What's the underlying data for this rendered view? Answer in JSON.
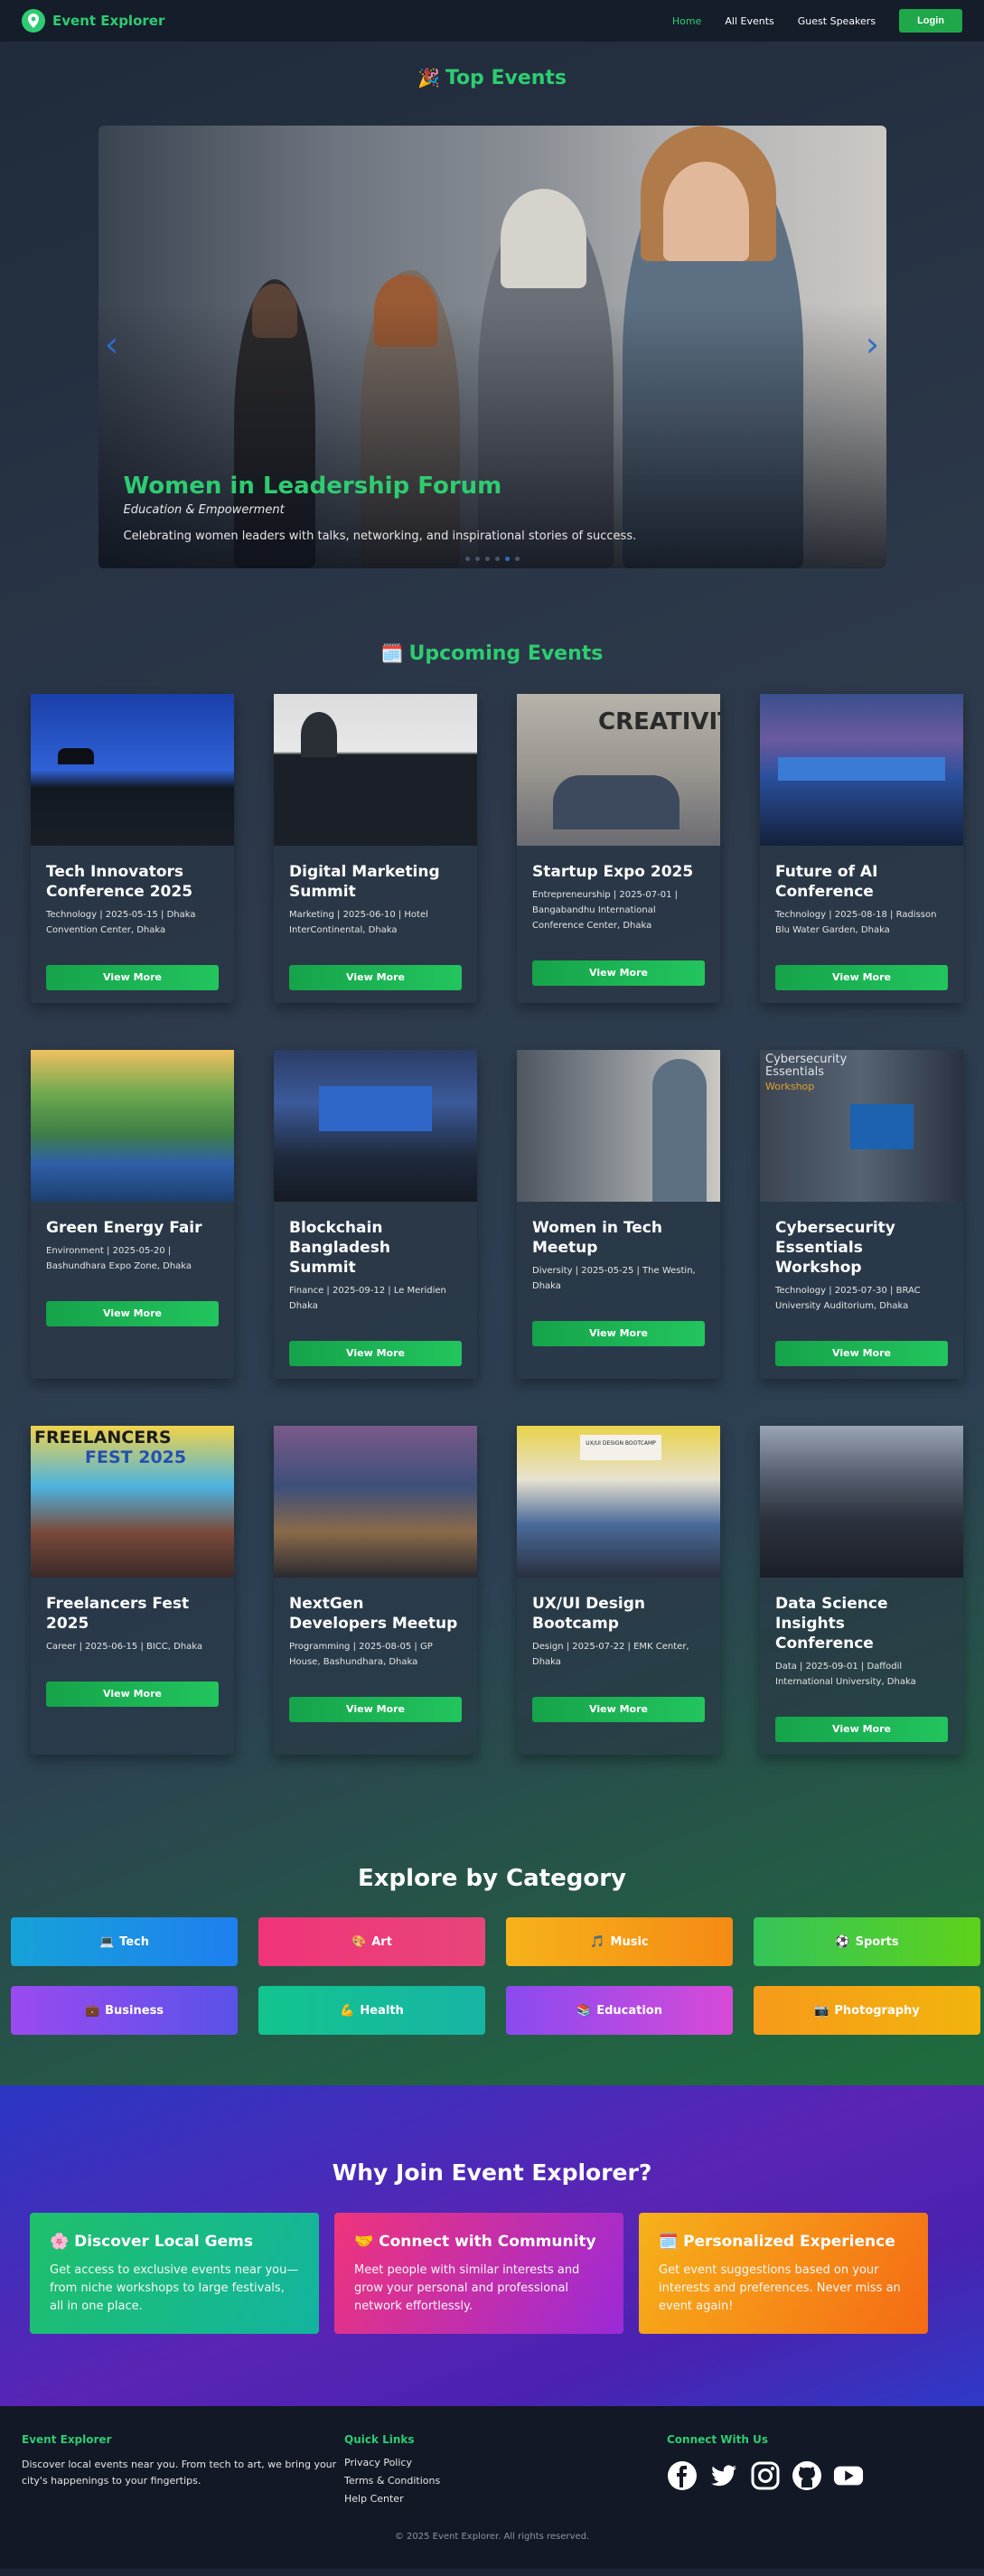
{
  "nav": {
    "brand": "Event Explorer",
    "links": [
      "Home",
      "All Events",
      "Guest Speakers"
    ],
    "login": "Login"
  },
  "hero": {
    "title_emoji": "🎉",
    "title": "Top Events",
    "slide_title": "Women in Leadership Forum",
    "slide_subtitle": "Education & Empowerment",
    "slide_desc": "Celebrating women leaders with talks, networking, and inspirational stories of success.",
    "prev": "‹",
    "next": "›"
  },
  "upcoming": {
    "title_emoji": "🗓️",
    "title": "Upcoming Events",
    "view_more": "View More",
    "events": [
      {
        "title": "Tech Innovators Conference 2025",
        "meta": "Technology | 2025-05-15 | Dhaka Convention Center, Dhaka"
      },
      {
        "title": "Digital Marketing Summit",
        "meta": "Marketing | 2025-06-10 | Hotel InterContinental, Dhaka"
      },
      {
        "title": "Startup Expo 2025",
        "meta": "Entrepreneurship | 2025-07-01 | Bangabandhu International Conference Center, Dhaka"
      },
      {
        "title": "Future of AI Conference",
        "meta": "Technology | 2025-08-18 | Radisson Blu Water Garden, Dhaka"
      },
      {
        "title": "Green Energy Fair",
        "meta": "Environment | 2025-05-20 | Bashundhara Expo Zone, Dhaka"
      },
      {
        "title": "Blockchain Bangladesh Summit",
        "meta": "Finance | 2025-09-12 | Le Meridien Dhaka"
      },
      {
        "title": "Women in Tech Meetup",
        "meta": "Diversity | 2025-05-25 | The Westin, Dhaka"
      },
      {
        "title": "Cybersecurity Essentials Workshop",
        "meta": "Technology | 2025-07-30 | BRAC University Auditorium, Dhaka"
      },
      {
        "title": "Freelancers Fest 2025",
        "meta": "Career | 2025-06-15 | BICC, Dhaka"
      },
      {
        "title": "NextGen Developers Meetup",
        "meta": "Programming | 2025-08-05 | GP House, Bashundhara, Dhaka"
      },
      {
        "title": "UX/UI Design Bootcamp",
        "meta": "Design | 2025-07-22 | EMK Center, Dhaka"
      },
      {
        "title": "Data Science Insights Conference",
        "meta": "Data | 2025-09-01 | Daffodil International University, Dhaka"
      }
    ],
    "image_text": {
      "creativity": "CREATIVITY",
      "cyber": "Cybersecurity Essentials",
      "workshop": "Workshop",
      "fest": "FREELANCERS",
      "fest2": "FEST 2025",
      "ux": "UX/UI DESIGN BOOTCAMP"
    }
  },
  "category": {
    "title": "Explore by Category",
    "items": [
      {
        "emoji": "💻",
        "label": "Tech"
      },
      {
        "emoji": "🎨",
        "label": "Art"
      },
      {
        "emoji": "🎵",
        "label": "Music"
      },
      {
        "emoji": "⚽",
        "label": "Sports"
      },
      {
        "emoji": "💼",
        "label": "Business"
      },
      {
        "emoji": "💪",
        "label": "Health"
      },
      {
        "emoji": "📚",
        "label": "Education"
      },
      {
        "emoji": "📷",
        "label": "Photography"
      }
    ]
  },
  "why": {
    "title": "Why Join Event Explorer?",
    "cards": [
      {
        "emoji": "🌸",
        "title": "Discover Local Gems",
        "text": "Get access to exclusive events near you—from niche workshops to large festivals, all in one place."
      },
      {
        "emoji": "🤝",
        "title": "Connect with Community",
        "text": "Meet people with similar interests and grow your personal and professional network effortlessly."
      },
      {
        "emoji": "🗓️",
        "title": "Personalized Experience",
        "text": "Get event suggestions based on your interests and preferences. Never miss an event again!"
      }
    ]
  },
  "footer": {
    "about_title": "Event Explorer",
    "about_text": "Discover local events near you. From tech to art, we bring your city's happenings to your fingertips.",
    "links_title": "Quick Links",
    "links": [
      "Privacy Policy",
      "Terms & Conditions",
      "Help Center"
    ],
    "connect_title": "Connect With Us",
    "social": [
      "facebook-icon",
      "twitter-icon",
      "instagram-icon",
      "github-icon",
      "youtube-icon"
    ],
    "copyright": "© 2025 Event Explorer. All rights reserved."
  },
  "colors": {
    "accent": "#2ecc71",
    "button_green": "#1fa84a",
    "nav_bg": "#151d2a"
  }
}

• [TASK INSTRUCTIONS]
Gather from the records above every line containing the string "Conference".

• [EXPECTED ANSWER]
        "title": "Tech Innovators Conference 2025",
        "meta": "Entrepreneurship | 2025-07-01 | Bangabandhu International Conference Center, Dhaka"
        "title": "Future of AI Conference",
        "title": "Data Science Insights Conference",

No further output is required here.